■ Exercise
Find every line containing "کننده" in the records below and report the tally as a bare number.
═══ The records
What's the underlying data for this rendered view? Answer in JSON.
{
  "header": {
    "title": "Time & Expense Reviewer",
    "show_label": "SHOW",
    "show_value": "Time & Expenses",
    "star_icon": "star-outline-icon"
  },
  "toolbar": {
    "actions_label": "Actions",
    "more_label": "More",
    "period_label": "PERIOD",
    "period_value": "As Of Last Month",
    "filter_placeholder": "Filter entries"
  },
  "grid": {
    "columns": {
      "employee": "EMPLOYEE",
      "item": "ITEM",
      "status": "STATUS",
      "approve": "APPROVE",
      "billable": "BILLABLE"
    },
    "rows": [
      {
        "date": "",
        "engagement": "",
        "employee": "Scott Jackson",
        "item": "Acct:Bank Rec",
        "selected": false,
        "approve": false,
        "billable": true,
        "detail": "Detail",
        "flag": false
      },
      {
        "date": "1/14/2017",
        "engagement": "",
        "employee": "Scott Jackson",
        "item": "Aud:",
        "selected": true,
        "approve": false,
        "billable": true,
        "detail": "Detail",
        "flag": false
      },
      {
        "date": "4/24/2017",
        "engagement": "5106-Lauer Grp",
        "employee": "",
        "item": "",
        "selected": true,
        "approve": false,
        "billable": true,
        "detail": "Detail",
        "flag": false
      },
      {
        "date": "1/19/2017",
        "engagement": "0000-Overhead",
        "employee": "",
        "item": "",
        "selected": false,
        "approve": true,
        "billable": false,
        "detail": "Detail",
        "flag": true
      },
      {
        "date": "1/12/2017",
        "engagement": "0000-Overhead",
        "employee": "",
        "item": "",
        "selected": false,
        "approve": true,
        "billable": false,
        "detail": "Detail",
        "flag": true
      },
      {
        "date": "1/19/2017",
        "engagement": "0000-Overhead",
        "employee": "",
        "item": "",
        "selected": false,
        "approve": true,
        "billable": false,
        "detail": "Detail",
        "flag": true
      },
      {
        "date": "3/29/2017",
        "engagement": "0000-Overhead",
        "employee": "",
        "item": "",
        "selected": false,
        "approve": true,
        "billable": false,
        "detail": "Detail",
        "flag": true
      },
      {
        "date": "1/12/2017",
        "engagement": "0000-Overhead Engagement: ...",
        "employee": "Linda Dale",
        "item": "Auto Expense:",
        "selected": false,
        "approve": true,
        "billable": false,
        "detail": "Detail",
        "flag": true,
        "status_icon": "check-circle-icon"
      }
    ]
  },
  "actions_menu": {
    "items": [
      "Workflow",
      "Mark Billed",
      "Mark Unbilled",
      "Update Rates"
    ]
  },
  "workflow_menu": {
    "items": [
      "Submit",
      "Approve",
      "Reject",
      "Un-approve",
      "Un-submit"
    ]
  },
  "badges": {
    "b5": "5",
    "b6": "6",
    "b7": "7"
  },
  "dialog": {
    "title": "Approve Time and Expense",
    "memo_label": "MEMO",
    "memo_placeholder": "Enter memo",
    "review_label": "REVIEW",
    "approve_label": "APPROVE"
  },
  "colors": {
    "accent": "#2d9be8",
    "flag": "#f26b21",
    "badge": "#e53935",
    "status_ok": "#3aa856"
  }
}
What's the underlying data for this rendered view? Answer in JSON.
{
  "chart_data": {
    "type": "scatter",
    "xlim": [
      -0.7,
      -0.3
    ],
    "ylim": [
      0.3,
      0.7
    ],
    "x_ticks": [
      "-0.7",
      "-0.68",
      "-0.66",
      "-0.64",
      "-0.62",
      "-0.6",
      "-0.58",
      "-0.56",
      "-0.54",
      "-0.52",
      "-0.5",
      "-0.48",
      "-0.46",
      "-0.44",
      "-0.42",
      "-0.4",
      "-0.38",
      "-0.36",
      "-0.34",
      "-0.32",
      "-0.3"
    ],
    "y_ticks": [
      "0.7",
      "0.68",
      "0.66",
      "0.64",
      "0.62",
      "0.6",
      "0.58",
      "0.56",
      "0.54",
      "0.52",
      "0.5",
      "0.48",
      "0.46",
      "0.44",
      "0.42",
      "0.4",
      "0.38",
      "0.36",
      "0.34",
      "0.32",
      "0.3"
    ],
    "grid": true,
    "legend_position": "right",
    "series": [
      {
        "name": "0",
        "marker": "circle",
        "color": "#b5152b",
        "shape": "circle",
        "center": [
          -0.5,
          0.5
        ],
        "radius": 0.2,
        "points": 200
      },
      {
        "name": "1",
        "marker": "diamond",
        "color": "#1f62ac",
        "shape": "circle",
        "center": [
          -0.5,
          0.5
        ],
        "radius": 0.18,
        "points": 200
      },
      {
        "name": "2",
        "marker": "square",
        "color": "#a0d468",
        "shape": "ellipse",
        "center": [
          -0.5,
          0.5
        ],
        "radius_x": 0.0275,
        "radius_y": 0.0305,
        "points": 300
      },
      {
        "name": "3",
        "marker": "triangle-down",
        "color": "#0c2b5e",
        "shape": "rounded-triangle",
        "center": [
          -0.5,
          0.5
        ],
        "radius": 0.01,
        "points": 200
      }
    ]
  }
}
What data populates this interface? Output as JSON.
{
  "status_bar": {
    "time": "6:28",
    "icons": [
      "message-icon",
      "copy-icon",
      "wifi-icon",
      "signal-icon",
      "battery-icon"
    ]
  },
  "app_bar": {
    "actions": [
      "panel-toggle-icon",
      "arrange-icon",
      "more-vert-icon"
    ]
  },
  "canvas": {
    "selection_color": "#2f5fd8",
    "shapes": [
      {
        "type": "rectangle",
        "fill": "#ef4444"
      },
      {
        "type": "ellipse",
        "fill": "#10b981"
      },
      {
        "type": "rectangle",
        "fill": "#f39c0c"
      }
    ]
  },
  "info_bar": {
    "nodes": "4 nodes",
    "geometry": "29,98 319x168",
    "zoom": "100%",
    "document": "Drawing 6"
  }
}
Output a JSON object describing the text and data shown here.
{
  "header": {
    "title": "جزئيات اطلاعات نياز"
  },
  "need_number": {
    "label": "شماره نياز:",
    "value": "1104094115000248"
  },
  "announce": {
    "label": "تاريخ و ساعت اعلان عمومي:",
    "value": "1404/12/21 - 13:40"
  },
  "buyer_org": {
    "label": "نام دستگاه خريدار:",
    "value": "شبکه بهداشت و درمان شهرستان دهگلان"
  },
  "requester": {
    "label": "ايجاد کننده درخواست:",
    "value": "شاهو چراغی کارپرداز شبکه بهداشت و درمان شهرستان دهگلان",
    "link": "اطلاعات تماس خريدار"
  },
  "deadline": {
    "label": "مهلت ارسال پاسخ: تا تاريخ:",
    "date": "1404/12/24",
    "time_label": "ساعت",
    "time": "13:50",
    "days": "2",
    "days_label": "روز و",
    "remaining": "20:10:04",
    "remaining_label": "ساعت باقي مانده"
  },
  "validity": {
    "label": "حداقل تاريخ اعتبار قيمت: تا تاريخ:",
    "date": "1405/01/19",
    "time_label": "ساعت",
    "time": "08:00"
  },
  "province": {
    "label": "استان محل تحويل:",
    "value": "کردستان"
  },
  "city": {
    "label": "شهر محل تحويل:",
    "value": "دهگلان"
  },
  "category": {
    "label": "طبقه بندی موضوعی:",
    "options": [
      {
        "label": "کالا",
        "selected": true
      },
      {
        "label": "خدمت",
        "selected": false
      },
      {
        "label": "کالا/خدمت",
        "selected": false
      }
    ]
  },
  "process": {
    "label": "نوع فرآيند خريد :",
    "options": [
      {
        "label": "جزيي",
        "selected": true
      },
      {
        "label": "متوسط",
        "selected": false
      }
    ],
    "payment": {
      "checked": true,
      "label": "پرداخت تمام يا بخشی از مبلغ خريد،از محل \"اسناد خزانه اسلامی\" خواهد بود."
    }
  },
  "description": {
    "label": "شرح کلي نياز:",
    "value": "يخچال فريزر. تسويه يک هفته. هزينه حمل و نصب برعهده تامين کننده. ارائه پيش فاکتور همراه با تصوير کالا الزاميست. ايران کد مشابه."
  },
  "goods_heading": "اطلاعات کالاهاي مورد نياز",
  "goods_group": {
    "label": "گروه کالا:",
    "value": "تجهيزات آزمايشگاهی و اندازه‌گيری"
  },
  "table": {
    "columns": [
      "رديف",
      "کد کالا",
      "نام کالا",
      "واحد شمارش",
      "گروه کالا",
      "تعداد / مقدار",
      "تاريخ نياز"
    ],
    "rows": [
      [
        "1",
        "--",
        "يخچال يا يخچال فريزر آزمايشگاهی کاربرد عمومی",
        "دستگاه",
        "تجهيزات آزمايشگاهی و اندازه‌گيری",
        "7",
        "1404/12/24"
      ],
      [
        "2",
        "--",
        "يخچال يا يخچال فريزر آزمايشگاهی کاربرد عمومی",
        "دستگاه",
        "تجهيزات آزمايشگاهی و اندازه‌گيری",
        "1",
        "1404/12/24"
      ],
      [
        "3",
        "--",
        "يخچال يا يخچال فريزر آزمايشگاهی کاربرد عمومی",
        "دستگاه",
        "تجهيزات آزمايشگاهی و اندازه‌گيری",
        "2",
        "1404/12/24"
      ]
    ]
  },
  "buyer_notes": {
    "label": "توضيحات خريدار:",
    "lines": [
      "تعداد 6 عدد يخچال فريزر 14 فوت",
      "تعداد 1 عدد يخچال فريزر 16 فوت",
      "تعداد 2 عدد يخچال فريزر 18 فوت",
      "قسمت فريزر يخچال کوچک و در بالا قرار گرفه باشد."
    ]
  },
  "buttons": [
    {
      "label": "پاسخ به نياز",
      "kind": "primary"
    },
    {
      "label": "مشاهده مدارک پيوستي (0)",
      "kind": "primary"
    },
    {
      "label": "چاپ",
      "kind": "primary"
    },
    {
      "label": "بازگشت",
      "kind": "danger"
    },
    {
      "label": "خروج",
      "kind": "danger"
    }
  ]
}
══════
■ Answer space
2